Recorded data
═══

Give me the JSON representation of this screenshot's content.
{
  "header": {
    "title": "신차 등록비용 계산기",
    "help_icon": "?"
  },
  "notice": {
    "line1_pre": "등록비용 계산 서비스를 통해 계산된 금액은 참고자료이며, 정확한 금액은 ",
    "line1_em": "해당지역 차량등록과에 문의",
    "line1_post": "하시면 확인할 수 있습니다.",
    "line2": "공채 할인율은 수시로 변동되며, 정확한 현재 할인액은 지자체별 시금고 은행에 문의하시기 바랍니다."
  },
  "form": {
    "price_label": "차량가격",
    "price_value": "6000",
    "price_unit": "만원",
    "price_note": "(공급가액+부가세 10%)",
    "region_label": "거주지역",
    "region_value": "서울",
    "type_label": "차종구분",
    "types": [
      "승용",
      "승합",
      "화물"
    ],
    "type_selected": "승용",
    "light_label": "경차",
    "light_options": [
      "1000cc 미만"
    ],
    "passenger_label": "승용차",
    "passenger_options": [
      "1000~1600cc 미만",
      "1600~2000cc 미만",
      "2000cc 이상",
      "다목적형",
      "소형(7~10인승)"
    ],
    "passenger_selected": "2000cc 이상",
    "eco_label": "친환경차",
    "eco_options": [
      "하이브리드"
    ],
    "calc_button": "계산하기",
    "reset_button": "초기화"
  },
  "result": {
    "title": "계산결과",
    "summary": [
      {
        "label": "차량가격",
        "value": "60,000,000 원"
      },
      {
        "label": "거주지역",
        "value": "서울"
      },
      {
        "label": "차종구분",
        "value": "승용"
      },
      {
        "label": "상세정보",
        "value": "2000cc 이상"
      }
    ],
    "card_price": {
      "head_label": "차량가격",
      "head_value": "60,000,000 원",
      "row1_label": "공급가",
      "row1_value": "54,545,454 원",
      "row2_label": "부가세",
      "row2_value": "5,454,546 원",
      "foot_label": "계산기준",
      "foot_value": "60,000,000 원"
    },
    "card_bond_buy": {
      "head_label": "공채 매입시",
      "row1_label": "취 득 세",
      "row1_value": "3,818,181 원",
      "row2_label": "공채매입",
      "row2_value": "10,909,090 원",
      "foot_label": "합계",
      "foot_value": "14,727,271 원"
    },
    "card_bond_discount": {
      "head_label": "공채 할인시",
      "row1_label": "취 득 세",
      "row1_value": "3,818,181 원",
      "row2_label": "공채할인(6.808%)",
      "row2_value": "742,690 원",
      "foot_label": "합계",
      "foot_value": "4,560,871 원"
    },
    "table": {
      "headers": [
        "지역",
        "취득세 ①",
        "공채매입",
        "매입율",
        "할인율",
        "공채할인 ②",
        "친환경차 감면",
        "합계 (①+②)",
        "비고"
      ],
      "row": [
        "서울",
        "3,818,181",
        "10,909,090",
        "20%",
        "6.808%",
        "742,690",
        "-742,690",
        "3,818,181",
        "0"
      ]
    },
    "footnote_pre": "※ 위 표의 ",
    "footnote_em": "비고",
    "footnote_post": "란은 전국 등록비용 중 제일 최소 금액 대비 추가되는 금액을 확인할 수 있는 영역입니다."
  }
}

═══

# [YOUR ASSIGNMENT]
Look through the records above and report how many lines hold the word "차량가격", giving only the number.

# [SOLUTION TO THIS PROBLEM]
3